On Tue, Dec 10, 2013 at 10:06:24AM -0800, LA Walsh wrote:
> Could someone comment on my [mis-]understanding in regards to
> what the note below said that was posted by someone else
> to another list. The pre-allocation behavior for XFS that the
> note describes doesn't jive w/what I thought happened and I
> was wondering if my brain was out of date or something (at
> least in regards to this topic! ;-)). Names elided from
> Original Message, below for no great reason...
It's mostly wrong information.
Just a suggestion: take anything advice given about XFS on lists
other than this one with a grain of salt. There's lots of people out
there who *think* they know how XFS works, but there's very few who
actually know how XFS works.
> I thought file space pre-allocation ended when you closed the file??
In some cases, yes. In others, no. it depends on the workload and
what is optimal for minimising fragmentation for that workload.
If it wasn't removed, then oncthe file has been clean for 5 minutes
it gets removed by a background worker.
> But this note from the open-suse list indicates that, at least
> with ext2, a kernel thread removes this later.
ext2 does not use tail preallocationm, background kernel threads or
workqueues to do stuff in the background anymore. It uses
reservation windows to keep concurrent allocations apart. i.e. it
now uses the algorithm that the link talks about being designed for
> I thought the FS-space allocator gave *preference* to having the
> next file start at least "filesize%('allocsize || 64K')" from
> the end of the previous, BUT, if needed it will allocate space
> from the end of the previous file (rounded to fs-blocksize) if

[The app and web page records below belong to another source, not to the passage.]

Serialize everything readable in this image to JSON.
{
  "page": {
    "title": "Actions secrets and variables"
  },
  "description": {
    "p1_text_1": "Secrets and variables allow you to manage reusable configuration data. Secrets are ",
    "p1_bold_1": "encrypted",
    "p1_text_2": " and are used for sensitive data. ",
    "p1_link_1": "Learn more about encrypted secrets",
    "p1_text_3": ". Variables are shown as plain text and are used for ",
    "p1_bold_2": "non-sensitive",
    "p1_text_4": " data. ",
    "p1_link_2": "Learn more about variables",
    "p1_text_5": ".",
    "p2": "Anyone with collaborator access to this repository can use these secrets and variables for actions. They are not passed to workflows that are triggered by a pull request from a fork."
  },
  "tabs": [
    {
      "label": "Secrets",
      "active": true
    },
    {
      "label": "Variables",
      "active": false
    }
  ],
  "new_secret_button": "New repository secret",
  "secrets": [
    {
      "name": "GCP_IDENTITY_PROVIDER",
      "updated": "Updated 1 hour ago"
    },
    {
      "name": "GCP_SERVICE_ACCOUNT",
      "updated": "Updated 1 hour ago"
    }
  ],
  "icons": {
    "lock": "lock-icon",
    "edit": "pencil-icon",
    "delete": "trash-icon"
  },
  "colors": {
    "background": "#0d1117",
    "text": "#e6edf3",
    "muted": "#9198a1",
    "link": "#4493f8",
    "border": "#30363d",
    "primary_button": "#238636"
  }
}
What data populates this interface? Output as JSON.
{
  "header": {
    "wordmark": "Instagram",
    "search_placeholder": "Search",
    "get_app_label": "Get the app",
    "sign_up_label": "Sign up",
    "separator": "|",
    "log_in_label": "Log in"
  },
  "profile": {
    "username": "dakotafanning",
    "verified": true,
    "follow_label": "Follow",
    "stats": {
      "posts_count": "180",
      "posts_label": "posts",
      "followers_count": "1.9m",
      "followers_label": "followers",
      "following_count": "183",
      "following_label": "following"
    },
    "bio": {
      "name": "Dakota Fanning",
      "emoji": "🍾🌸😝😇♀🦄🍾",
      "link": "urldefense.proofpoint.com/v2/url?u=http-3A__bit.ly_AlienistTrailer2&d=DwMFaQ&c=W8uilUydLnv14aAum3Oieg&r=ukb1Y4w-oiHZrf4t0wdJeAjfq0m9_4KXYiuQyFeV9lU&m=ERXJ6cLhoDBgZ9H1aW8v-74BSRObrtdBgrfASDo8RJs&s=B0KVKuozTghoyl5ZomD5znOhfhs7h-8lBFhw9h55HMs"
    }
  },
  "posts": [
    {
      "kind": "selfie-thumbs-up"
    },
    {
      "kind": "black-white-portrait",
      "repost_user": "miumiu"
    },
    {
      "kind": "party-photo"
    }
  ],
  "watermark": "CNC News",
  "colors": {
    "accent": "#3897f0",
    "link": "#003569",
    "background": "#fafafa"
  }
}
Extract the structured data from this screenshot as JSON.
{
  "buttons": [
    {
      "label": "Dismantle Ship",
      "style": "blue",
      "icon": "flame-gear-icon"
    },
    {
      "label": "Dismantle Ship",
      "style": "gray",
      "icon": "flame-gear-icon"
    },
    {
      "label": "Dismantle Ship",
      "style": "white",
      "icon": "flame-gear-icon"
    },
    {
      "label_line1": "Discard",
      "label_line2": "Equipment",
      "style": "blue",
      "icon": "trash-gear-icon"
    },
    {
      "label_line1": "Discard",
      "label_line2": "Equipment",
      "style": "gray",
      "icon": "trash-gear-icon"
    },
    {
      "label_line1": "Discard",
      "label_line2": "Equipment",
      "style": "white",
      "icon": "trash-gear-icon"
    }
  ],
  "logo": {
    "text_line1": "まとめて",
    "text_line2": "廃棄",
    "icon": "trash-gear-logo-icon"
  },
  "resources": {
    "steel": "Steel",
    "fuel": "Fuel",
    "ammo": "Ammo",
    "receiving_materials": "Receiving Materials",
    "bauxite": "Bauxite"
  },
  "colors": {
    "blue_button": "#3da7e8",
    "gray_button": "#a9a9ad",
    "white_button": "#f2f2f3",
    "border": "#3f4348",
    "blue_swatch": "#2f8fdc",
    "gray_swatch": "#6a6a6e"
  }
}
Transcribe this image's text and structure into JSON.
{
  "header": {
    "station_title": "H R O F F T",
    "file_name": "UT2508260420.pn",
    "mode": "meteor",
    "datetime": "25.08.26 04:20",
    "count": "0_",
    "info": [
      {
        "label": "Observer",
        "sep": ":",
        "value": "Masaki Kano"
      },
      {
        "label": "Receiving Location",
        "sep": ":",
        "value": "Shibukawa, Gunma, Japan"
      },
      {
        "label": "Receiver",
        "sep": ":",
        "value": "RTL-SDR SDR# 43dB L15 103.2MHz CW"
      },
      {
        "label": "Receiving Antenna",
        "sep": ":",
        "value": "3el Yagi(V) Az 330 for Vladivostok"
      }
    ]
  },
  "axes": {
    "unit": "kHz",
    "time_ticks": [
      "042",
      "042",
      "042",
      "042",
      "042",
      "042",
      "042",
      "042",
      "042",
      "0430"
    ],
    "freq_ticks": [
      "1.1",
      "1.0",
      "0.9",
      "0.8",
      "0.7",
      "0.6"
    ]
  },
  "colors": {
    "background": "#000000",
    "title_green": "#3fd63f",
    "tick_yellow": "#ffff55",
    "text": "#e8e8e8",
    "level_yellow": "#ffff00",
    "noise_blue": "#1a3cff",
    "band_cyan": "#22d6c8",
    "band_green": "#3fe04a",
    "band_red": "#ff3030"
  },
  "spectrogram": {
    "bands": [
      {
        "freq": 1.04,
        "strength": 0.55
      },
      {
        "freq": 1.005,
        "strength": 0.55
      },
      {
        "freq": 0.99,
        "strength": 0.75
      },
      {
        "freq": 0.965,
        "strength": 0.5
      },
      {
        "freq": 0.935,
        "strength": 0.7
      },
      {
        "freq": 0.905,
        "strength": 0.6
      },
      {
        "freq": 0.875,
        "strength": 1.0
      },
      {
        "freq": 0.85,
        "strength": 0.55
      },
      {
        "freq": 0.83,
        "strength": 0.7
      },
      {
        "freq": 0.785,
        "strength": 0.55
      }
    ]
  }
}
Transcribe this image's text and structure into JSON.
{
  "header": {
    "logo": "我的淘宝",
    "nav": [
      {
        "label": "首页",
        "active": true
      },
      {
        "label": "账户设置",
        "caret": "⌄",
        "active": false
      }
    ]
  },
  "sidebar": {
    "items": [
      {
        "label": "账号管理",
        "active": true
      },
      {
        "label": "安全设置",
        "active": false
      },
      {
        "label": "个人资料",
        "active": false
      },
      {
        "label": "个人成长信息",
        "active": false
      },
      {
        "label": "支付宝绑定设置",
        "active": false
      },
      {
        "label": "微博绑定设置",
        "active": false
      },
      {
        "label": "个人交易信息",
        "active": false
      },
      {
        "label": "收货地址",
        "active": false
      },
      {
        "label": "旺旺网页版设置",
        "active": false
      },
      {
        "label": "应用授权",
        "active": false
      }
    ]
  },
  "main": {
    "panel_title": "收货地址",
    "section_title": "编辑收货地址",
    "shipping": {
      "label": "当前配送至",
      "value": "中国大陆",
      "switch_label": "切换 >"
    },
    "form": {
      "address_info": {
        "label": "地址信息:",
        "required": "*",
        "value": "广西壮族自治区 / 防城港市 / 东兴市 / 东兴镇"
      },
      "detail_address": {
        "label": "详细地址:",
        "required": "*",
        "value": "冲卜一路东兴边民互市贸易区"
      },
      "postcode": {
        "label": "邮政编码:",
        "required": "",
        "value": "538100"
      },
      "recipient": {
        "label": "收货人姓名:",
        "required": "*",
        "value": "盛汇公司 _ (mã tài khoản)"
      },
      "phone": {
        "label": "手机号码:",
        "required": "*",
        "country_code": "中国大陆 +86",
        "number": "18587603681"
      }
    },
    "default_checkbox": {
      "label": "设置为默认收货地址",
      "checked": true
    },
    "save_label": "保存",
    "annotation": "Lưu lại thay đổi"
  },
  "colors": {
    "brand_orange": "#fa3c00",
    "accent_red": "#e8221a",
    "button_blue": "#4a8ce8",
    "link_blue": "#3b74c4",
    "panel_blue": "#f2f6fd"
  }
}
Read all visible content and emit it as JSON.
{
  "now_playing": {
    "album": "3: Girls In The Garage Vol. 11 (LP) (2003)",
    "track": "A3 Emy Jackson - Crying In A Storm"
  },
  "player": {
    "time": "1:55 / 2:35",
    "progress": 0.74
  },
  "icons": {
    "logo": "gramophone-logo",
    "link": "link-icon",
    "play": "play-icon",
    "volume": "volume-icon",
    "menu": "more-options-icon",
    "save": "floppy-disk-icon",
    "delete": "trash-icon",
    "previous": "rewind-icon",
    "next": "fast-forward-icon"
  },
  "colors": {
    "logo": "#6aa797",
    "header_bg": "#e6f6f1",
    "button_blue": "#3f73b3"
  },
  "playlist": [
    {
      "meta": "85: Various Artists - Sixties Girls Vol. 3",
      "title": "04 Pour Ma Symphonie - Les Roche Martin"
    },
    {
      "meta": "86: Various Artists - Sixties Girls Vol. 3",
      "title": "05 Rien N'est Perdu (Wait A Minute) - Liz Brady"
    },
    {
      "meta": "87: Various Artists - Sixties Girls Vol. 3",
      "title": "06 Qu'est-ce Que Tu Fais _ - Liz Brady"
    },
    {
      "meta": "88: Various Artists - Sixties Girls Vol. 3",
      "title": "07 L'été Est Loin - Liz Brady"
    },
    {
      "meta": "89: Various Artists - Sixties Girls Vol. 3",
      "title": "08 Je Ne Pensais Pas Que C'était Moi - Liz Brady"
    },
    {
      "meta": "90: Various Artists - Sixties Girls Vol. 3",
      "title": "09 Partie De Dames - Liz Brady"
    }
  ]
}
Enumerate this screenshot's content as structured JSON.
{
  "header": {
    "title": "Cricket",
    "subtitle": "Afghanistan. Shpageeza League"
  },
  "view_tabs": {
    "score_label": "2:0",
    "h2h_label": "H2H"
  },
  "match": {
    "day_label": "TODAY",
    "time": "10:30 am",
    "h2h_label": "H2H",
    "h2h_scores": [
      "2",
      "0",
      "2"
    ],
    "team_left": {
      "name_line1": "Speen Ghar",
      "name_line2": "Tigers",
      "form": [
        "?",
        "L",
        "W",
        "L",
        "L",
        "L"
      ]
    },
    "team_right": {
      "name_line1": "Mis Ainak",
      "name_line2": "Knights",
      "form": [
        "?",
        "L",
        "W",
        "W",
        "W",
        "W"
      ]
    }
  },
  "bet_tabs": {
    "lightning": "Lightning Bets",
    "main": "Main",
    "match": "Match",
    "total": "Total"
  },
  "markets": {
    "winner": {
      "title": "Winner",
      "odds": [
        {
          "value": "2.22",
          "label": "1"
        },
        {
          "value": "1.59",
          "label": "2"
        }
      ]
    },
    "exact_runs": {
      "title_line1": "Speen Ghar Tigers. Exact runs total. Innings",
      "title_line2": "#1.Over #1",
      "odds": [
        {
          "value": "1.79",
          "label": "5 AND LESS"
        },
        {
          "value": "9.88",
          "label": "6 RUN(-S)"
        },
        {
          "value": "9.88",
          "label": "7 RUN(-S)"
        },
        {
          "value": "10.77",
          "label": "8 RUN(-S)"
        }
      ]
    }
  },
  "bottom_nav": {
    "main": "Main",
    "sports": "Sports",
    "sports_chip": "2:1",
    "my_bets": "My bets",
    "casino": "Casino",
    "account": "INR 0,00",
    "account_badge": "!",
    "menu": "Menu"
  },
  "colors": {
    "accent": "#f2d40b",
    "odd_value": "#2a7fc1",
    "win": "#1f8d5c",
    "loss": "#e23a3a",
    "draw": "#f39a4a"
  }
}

> space is really that tight.
It depends on the context. delayed allocation is where XFS does all
this stuff, and it is quite complex to get it to behave in a sane
> -------- Original Message --------
> Modern filesystems use preallocation.
> Per <http://ext2.sourceforge.net/2005-ols/paper-html/node6.html> ext2
> already had it by 2005.
Irix used tail preallocation like ext2 did with EFS back in the late
1980s. XFS improved on it in the 90s via delayed allocation, before
ext2 was even conceived. So using ext2 as an example of a filesystem
using tail preallaction when talking about what XFS does today is
kinda funny.... :P
> With XFS you can disable pre-allocation via the allocsize mount
Wrong. It only allows you to fix the pre-allocation size - it cannot
be turned off.
> (That parameter has been around many years. so yes 11.4
> has preallocation for XFS at a minimum and ext3/ext4 I think.)
It's probably been around longer than ext2....
> Sets the buffered I/O end-of-file preallocation size when doing
> delayed allocation writeout (default size is 64KiB).
Wrong. The default behaviour is dynamic preallocation.
> Valid values for
> this option are page size (typically 4KiB) through to 1GiB, inclusive,
> in power-of-2 increments.
> size = 0 disables preallocation and is probably smart on your
> distination backup disk.
No it doesn't - it's invalid.
# mount -o allocsize=0 /dev/vda /mnt/test
mount: wrong fs type, bad option, bad superblock on /dev/vda,
missing codepage or helper program, or other error
In some cases useful info is found in syslog - try
dmesg | tail or so
# dmesg |tail -3
[23843.767642] XFS (vda): Mounting Filesystem
[23843.835922] XFS (vda): Ending clean mount
[95648.513436] XFS (vda): invalid log iosize: 255 [not 12-30]